*THE TASK*
The entries that follow need to be reproduced exactly, minus any images.

*INPUT MATERIAL*

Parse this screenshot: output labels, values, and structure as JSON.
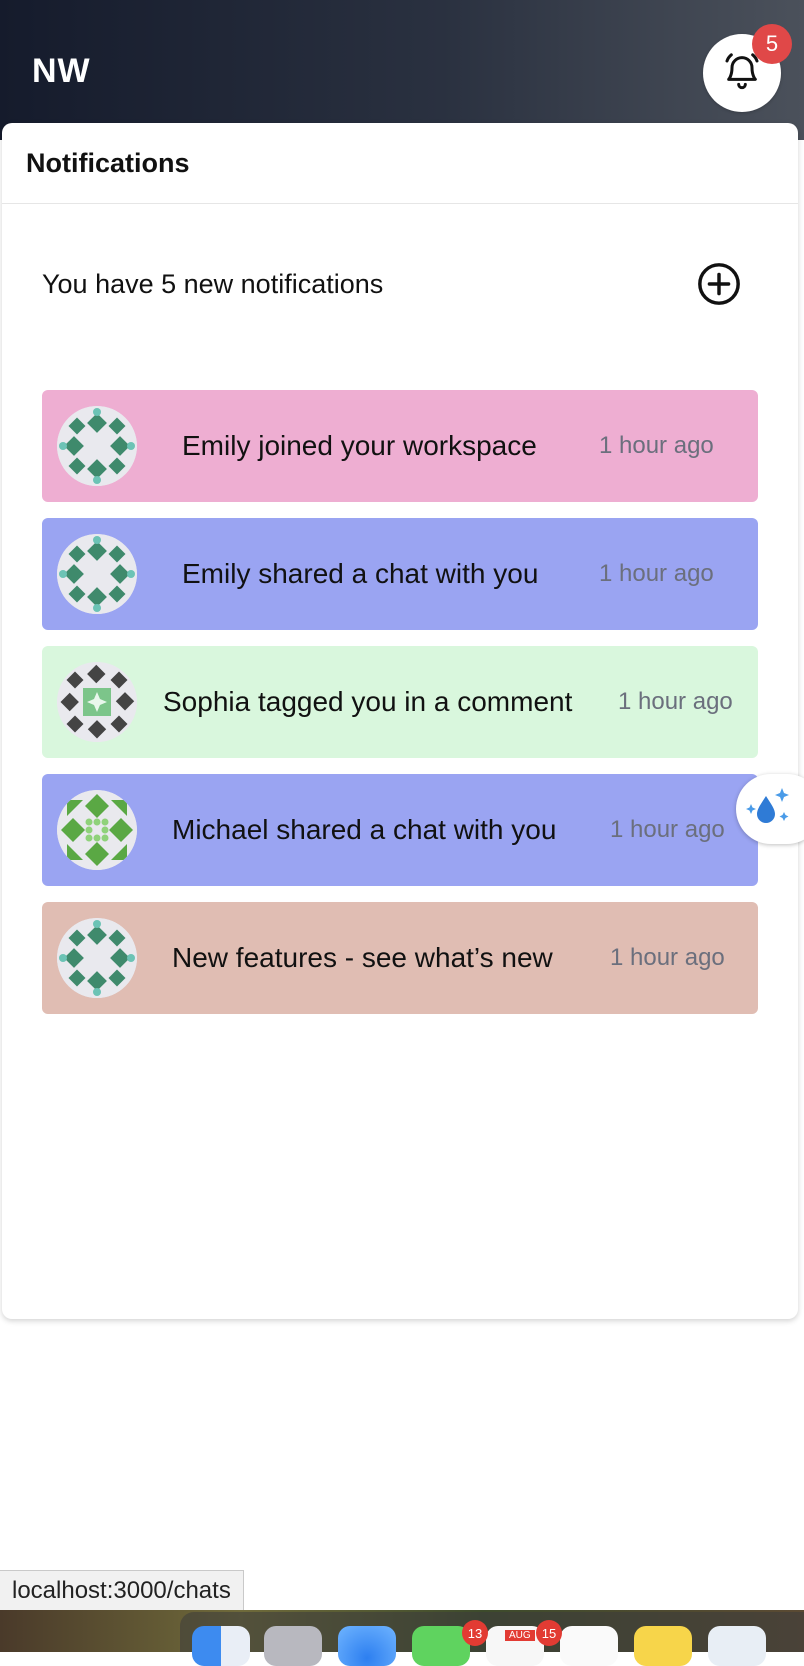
{
  "app": {
    "logo_text": "NW"
  },
  "header": {
    "notification_count": "5"
  },
  "panel": {
    "title": "Notifications",
    "summary": "You have 5 new notifications",
    "add_icon": "plus-circle-icon"
  },
  "notifications": [
    {
      "text": "Emily joined your workspace",
      "time": "1 hour ago",
      "bg": "#eeaed2"
    },
    {
      "text": "Emily shared a chat with you",
      "time": "1 hour ago",
      "bg": "#9aa4f2"
    },
    {
      "text": "Sophia tagged you in a comment",
      "time": "1 hour ago",
      "bg": "#d9f7dd"
    },
    {
      "text": "Michael shared a chat with you",
      "time": "1 hour ago",
      "bg": "#9aa4f2"
    },
    {
      "text": "New features - see what’s new",
      "time": "1 hour ago",
      "bg": "#e0bdb3"
    }
  ],
  "status_bar": {
    "url": "localhost:3000/chats"
  },
  "dock": {
    "messages_badge": "13",
    "calendar_badge": "15",
    "calendar_month": "AUG"
  }
}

*REPLY*
Parse this screenshot: output labels, values, and structure as JSON.
{
  "app": {
    "logo_text": "NW"
  },
  "header": {
    "notification_count": "5"
  },
  "panel": {
    "title": "Notifications",
    "summary": "You have 5 new notifications",
    "add_icon": "plus-circle-icon"
  },
  "notifications": [
    {
      "text": "Emily joined your workspace",
      "time": "1 hour ago",
      "bg": "#eeaed2"
    },
    {
      "text": "Emily shared a chat with you",
      "time": "1 hour ago",
      "bg": "#9aa4f2"
    },
    {
      "text": "Sophia tagged you in a comment",
      "time": "1 hour ago",
      "bg": "#d9f7dd"
    },
    {
      "text": "Michael shared a chat with you",
      "time": "1 hour ago",
      "bg": "#9aa4f2"
    },
    {
      "text": "New features - see what’s new",
      "time": "1 hour ago",
      "bg": "#e0bdb3"
    }
  ],
  "status_bar": {
    "url": "localhost:3000/chats"
  },
  "dock": {
    "messages_badge": "13",
    "calendar_badge": "15",
    "calendar_month": "AUG"
  }
}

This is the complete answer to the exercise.